The ATO yesterday issued TA 2017/2 and TA 2017/3, which serve as warnings to those who are seeking to deliberately exploit the Research & Development (R&D) Tax Incentive program or are not taking appropriate care with their claims.
Those who are found to be deliberately doing the wrong thing are at risk of legal action being taken against them, the ATO said.
The R&D tax incentive was designed to encourage companies to engage in R&D, by providing a tax offset for eligible R&D activities.
Thousands of Australians have taken advantage of the incentive. In 2013-14, more than 13,700 entities spent a combined $19.5 billion on R&D, claiming a benefit of around $3 billion.
“The alerts are designed to clarify what can and cannot be claimed, and help businesses to avoid mistakes such as ordinary business activities being self-assessed as R&D activities,” said ATO deputy commissioner Michael Cranston.
“While most do the right thing, we are seeing some businesses in these industries and their advisers improperly applying for the tax incentive where the activities and expenditure claimed don’t match with legislative requirements.

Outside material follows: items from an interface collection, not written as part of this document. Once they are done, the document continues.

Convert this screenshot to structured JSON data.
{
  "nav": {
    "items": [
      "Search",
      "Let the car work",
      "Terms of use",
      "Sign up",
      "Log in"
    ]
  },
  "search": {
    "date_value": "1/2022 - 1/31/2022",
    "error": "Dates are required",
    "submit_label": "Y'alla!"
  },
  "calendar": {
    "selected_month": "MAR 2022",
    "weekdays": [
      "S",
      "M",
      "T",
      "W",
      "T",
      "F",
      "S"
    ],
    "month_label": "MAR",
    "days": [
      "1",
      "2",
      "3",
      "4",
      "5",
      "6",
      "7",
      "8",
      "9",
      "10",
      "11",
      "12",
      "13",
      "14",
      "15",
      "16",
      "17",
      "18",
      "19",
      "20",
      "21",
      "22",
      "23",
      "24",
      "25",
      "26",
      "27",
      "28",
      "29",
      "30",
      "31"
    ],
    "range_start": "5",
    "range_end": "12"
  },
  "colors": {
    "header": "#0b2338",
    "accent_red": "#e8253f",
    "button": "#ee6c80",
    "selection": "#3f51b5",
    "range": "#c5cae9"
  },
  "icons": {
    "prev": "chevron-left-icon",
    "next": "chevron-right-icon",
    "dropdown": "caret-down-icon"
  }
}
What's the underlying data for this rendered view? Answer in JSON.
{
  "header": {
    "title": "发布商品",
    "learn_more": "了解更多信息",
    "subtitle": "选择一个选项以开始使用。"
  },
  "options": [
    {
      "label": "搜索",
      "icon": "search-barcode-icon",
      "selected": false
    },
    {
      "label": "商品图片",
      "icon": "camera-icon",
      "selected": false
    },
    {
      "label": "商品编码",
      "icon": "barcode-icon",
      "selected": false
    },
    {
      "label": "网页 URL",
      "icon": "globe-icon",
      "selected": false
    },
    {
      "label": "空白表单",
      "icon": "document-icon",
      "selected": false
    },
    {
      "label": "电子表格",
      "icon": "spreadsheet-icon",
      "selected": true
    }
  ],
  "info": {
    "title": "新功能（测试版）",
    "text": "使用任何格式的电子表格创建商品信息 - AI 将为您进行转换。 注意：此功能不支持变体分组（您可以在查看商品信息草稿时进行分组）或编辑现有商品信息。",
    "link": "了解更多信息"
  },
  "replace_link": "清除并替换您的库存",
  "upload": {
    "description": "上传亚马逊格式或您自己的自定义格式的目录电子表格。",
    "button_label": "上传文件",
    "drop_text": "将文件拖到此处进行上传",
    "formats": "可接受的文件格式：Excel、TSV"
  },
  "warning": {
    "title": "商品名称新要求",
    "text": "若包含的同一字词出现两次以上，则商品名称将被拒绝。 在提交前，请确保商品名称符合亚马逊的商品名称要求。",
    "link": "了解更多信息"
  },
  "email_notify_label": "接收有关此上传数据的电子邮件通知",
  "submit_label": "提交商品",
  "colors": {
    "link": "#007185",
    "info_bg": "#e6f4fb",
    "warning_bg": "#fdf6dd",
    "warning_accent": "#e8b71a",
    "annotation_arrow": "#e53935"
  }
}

“For example, we have seen an increase in claims for ordinary business activity expenses, or for large parts of projects that do not correspond to the scale or scope of experimental activities. Ordinary business activities are not generally carried out with a purpose of generating new knowledge. We often see issues including claims that encompass whole of projects (where project management, environmental and commercial risks are mistaken for technical risks) and where the activities use existing knowledge and expertise.”